### Task directions
Which lines below hold the word "JSON"? Report each one.

━━━━━ Data under study

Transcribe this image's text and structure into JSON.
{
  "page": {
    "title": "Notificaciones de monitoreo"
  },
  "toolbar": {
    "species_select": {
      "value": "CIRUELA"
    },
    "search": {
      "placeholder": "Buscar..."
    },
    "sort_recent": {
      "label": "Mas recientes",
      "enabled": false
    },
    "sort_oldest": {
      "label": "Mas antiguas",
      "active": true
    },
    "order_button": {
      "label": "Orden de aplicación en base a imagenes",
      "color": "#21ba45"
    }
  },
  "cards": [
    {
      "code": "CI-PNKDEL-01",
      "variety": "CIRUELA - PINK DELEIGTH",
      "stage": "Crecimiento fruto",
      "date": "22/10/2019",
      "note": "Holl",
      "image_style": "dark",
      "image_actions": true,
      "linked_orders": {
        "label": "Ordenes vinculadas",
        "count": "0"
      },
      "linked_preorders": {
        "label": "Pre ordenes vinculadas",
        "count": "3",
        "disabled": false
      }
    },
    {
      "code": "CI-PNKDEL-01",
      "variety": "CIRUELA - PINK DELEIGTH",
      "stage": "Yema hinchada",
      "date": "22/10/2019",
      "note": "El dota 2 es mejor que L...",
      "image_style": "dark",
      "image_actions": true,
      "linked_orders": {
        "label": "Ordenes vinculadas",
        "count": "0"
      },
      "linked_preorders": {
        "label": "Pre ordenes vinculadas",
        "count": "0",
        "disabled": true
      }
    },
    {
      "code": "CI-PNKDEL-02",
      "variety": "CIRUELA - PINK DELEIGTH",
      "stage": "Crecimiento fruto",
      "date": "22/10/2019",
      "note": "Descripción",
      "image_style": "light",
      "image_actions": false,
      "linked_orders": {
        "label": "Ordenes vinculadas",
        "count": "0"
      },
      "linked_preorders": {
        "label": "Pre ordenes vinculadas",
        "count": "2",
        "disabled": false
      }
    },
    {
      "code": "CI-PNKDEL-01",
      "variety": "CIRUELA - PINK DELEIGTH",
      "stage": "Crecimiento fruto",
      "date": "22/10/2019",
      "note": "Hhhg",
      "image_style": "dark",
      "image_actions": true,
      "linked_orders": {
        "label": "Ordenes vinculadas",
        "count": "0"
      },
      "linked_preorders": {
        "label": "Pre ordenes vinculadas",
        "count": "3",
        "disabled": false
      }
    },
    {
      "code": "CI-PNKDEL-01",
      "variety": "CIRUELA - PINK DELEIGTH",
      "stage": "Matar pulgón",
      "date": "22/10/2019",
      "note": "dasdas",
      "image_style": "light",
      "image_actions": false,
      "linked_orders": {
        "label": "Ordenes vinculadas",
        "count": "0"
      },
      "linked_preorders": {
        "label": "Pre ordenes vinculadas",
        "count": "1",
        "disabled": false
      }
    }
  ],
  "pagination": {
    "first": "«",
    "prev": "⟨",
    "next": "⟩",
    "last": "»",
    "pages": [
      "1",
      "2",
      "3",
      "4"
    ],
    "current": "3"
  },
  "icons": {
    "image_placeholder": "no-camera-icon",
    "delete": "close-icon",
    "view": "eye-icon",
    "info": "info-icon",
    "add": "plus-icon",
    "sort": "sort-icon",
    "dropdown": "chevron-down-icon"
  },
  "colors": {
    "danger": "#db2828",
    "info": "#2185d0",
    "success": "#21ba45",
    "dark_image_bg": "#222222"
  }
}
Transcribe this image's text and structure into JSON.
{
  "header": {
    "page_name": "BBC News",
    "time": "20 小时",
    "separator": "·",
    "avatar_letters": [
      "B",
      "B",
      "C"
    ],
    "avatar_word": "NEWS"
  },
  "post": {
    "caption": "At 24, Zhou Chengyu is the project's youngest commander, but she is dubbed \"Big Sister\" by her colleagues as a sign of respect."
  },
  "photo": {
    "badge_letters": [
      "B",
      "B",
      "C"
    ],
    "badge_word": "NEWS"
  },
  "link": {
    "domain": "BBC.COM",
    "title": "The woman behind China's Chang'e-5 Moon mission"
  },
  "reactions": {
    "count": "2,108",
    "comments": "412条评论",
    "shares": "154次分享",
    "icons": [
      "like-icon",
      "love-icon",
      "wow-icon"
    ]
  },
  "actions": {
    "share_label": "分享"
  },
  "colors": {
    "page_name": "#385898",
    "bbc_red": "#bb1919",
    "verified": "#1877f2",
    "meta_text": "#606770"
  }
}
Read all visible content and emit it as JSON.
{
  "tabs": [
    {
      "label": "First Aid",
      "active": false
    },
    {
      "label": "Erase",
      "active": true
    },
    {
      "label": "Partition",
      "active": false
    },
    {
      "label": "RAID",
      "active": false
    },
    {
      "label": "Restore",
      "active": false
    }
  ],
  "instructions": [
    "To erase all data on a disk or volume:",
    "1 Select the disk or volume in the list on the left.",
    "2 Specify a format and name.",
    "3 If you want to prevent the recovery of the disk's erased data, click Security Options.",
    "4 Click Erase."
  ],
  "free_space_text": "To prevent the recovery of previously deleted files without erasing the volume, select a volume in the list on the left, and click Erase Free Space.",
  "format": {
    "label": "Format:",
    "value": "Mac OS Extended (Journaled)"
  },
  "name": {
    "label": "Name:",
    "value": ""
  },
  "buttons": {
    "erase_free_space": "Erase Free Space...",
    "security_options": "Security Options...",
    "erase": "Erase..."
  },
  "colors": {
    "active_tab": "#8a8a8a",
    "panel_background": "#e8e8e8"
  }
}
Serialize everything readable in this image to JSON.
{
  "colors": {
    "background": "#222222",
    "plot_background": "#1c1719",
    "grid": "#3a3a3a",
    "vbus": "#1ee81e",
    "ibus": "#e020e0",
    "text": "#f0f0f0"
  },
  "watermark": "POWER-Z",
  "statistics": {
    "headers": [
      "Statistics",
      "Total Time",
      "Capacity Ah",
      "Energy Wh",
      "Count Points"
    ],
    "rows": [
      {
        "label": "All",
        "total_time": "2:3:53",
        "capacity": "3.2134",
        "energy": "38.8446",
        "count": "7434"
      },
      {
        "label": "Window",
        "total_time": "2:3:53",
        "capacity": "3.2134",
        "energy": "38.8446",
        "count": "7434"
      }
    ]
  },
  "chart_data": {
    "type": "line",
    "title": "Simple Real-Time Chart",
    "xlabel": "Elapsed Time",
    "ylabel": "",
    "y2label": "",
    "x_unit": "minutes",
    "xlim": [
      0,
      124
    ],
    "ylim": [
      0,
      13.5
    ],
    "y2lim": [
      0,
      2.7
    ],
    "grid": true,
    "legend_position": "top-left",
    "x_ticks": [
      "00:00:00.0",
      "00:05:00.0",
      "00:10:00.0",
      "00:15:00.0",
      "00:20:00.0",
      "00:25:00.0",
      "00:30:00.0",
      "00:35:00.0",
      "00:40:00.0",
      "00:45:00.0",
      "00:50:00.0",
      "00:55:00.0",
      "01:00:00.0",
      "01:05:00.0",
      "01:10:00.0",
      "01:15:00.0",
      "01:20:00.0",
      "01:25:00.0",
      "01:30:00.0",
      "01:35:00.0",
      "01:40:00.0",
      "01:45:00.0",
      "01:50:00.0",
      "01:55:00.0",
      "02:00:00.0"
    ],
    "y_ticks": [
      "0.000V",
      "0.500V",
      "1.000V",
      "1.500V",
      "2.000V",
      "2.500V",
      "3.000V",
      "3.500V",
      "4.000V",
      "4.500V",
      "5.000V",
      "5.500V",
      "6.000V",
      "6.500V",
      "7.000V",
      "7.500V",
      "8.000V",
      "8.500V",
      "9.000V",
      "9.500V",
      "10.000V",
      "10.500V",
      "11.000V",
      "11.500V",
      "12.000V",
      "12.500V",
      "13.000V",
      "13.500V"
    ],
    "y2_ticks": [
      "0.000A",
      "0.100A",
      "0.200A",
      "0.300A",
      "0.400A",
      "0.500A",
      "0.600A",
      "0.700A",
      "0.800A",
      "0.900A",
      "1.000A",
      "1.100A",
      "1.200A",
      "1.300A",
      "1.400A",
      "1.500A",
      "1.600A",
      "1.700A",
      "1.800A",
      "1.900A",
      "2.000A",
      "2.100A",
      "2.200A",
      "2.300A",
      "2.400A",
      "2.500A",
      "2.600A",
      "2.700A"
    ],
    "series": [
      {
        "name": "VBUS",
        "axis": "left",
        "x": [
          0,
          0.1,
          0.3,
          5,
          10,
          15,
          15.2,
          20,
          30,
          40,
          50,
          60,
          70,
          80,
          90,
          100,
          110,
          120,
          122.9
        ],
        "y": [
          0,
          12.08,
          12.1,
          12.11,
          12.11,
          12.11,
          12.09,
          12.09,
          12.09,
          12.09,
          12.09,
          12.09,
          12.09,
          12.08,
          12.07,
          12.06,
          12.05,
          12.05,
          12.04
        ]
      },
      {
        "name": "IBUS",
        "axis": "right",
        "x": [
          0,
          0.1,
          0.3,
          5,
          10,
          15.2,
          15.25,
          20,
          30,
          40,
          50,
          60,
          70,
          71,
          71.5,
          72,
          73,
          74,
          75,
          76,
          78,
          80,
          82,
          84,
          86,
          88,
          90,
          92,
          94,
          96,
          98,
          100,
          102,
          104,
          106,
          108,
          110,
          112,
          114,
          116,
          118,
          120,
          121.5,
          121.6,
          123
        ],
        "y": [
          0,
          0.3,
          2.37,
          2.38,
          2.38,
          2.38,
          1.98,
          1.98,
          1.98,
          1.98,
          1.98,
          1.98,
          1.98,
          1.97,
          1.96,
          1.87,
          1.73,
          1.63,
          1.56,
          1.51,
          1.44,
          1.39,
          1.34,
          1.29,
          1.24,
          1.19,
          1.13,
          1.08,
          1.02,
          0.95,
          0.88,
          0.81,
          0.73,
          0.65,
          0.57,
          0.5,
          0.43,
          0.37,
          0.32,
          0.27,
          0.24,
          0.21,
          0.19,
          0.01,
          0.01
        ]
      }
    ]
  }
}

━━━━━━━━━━

### Result of the task
Transcribe this image's text and structure into JSON.
Transcribe this image's text and structure into JSON.
Read all visible content and emit it as JSON.
Serialize everything readable in this image to JSON.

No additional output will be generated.